## What you have to do
Look for the word "http" in the entries and copy each line where it appears.

## Source data
++++++++++++++++++++
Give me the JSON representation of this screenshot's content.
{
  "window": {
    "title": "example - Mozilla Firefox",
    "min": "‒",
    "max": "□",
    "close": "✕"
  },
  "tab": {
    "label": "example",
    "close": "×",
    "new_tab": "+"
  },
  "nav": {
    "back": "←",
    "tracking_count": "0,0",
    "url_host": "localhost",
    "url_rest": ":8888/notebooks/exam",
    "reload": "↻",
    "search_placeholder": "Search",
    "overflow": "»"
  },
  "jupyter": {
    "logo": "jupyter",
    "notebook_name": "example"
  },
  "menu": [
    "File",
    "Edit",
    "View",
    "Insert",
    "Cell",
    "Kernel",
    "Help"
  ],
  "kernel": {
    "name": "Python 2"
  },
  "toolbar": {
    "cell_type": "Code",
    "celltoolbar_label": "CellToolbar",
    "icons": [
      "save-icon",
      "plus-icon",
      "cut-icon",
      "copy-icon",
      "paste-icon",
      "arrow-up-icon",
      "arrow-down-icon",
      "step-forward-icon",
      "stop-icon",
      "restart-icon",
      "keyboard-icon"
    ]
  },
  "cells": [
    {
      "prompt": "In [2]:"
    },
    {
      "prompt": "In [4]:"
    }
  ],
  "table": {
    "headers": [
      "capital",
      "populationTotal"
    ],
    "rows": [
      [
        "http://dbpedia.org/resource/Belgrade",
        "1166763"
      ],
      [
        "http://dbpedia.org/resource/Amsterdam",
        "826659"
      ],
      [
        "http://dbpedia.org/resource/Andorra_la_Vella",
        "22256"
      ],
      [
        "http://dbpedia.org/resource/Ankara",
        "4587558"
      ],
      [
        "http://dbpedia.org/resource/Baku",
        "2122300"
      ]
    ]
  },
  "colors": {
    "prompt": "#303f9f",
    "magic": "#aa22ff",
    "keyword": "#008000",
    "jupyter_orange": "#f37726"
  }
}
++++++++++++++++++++
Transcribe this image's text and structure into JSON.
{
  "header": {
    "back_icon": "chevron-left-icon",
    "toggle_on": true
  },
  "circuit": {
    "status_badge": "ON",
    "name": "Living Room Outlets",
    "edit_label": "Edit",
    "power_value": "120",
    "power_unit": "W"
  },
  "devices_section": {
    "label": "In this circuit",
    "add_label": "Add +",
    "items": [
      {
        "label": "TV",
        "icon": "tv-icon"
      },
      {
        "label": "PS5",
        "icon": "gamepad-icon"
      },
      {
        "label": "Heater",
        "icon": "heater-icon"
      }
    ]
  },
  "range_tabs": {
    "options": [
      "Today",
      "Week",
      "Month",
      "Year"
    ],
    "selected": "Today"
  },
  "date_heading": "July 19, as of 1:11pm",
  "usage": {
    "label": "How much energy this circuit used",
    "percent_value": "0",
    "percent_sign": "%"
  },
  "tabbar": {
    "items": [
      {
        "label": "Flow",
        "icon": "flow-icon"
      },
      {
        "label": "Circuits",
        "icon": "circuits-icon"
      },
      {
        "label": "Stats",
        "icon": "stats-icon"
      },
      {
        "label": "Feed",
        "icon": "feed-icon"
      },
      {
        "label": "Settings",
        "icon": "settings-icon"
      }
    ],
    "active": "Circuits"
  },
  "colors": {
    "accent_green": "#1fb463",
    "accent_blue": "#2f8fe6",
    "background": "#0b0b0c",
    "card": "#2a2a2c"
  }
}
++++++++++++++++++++
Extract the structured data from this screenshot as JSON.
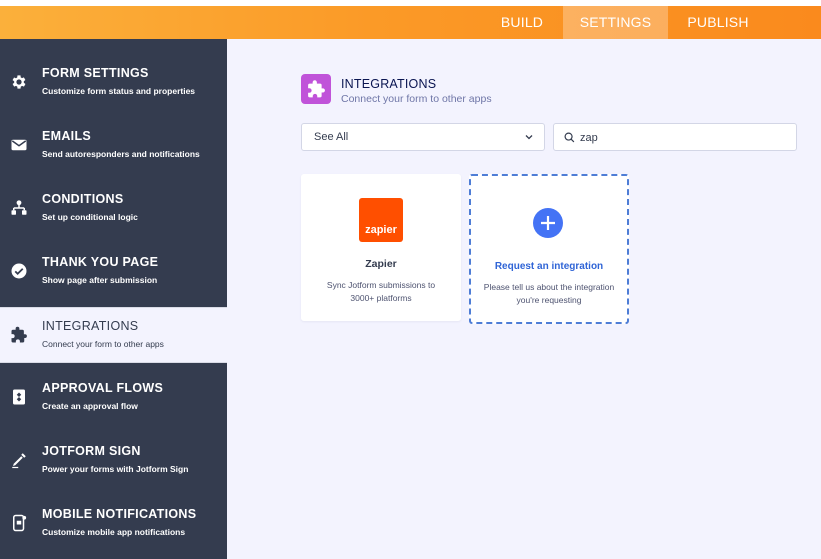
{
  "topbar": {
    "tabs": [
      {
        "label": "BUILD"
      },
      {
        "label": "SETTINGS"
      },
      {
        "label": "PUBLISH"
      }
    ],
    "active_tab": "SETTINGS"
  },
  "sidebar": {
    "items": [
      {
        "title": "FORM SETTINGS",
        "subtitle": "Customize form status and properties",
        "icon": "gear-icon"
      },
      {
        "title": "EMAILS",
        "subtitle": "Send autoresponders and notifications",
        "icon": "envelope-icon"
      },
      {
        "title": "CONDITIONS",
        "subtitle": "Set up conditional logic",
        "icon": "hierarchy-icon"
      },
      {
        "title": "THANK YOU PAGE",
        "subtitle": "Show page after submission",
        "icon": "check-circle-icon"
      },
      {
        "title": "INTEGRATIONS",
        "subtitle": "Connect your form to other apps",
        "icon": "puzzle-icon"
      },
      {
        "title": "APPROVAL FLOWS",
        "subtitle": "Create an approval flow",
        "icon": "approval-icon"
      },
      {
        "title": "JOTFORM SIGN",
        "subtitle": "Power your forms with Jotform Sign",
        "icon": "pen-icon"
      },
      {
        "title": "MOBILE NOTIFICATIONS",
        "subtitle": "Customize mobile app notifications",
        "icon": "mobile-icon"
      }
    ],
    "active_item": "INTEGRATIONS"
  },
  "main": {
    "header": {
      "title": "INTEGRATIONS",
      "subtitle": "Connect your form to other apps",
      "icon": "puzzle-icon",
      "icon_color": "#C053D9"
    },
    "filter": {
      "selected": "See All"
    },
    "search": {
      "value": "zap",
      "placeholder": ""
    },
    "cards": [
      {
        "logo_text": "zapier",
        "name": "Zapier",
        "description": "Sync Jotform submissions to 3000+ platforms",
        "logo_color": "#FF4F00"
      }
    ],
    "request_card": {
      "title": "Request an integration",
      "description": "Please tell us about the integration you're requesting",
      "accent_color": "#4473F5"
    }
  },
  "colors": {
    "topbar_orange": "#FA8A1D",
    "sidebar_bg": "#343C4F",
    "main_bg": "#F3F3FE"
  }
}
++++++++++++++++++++
## Written solution
        "http://dbpedia.org/resource/Belgrade",
        "http://dbpedia.org/resource/Amsterdam",
        "http://dbpedia.org/resource/Andorra_la_Vella",
        "http://dbpedia.org/resource/Ankara",
        "http://dbpedia.org/resource/Baku",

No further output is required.